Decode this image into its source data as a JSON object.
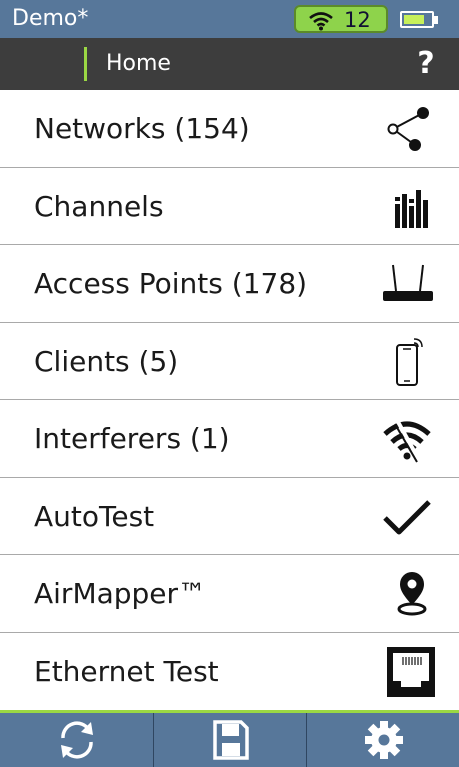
{
  "status": {
    "title": "Demo*",
    "wifi_count": "12",
    "icons": {
      "wifi": "wifi-icon",
      "battery": "battery-icon"
    },
    "battery_level": 0.75,
    "colors": {
      "bar": "#57779a",
      "pill": "#8ed34b",
      "accent": "#9bd844"
    }
  },
  "nav": {
    "title": "Home",
    "help_label": "?"
  },
  "menu": {
    "items": [
      {
        "label": "Networks (154)",
        "icon": "share-network-icon"
      },
      {
        "label": "Channels",
        "icon": "channels-bars-icon"
      },
      {
        "label": "Access Points (178)",
        "icon": "router-icon"
      },
      {
        "label": "Clients (5)",
        "icon": "smartphone-icon"
      },
      {
        "label": "Interferers (1)",
        "icon": "wifi-interference-icon"
      },
      {
        "label": "AutoTest",
        "icon": "checkmark-icon"
      },
      {
        "label": "AirMapper™",
        "icon": "map-pin-icon"
      },
      {
        "label": "Ethernet Test",
        "icon": "ethernet-port-icon"
      }
    ]
  },
  "bottom": {
    "buttons": [
      {
        "icon": "refresh-icon"
      },
      {
        "icon": "save-icon"
      },
      {
        "icon": "settings-gear-icon"
      }
    ]
  }
}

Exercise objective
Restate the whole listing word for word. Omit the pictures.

Response to the exercise
Decode this image into its source data as a JSON object.
{
  "status": {
    "title": "Demo*",
    "wifi_count": "12",
    "icons": {
      "wifi": "wifi-icon",
      "battery": "battery-icon"
    },
    "battery_level": 0.75,
    "colors": {
      "bar": "#57779a",
      "pill": "#8ed34b",
      "accent": "#9bd844"
    }
  },
  "nav": {
    "title": "Home",
    "help_label": "?"
  },
  "menu": {
    "items": [
      {
        "label": "Networks (154)",
        "icon": "share-network-icon"
      },
      {
        "label": "Channels",
        "icon": "channels-bars-icon"
      },
      {
        "label": "Access Points (178)",
        "icon": "router-icon"
      },
      {
        "label": "Clients (5)",
        "icon": "smartphone-icon"
      },
      {
        "label": "Interferers (1)",
        "icon": "wifi-interference-icon"
      },
      {
        "label": "AutoTest",
        "icon": "checkmark-icon"
      },
      {
        "label": "AirMapper™",
        "icon": "map-pin-icon"
      },
      {
        "label": "Ethernet Test",
        "icon": "ethernet-port-icon"
      }
    ]
  },
  "bottom": {
    "buttons": [
      {
        "icon": "refresh-icon"
      },
      {
        "icon": "save-icon"
      },
      {
        "icon": "settings-gear-icon"
      }
    ]
  }
}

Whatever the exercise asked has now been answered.